[Component data from apps and pages]
◆ ◆ ◆ ◆
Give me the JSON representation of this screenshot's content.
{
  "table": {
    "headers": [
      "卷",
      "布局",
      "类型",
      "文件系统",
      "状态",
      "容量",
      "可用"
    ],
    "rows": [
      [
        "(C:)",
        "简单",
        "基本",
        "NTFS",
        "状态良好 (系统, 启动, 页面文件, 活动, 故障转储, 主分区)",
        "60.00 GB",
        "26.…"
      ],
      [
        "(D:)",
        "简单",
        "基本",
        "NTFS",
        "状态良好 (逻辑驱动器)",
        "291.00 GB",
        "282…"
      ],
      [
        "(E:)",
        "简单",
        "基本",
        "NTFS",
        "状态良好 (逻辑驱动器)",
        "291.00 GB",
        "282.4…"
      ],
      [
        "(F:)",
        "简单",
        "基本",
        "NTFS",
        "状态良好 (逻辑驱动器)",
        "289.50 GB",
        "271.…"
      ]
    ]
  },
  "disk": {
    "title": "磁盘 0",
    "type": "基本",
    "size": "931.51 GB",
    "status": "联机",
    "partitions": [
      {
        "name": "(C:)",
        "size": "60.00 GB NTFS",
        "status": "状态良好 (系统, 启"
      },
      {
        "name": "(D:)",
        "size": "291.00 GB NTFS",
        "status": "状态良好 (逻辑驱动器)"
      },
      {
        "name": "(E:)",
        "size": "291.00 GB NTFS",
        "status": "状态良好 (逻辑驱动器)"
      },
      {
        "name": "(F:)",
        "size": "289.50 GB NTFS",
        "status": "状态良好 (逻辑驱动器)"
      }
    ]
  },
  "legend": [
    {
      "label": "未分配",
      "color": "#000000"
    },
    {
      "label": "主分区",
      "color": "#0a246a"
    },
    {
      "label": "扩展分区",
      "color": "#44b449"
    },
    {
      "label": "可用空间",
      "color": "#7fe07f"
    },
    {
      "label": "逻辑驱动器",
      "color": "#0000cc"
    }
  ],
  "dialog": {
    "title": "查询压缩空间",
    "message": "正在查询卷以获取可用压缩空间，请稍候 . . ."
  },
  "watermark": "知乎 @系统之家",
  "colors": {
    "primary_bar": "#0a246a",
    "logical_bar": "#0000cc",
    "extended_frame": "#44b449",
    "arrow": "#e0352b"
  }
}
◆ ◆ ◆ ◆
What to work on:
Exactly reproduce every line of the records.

Written answer:
Give me the JSON representation of this screenshot's content.
{
  "table": {
    "headers": [
      "卷",
      "布局",
      "类型",
      "文件系统",
      "状态",
      "容量",
      "可用"
    ],
    "rows": [
      [
        "(C:)",
        "简单",
        "基本",
        "NTFS",
        "状态良好 (系统, 启动, 页面文件, 活动, 故障转储, 主分区)",
        "60.00 GB",
        "26.…"
      ],
      [
        "(D:)",
        "简单",
        "基本",
        "NTFS",
        "状态良好 (逻辑驱动器)",
        "291.00 GB",
        "282…"
      ],
      [
        "(E:)",
        "简单",
        "基本",
        "NTFS",
        "状态良好 (逻辑驱动器)",
        "291.00 GB",
        "282.4…"
      ],
      [
        "(F:)",
        "简单",
        "基本",
        "NTFS",
        "状态良好 (逻辑驱动器)",
        "289.50 GB",
        "271.…"
      ]
    ]
  },
  "disk": {
    "title": "磁盘 0",
    "type": "基本",
    "size": "931.51 GB",
    "status": "联机",
    "partitions": [
      {
        "name": "(C:)",
        "size": "60.00 GB NTFS",
        "status": "状态良好 (系统, 启"
      },
      {
        "name": "(D:)",
        "size": "291.00 GB NTFS",
        "status": "状态良好 (逻辑驱动器)"
      },
      {
        "name": "(E:)",
        "size": "291.00 GB NTFS",
        "status": "状态良好 (逻辑驱动器)"
      },
      {
        "name": "(F:)",
        "size": "289.50 GB NTFS",
        "status": "状态良好 (逻辑驱动器)"
      }
    ]
  },
  "legend": [
    {
      "label": "未分配",
      "color": "#000000"
    },
    {
      "label": "主分区",
      "color": "#0a246a"
    },
    {
      "label": "扩展分区",
      "color": "#44b449"
    },
    {
      "label": "可用空间",
      "color": "#7fe07f"
    },
    {
      "label": "逻辑驱动器",
      "color": "#0000cc"
    }
  ],
  "dialog": {
    "title": "查询压缩空间",
    "message": "正在查询卷以获取可用压缩空间，请稍候 . . ."
  },
  "watermark": "知乎 @系统之家",
  "colors": {
    "primary_bar": "#0a246a",
    "logical_bar": "#0000cc",
    "extended_frame": "#44b449",
    "arrow": "#e0352b"
  }
}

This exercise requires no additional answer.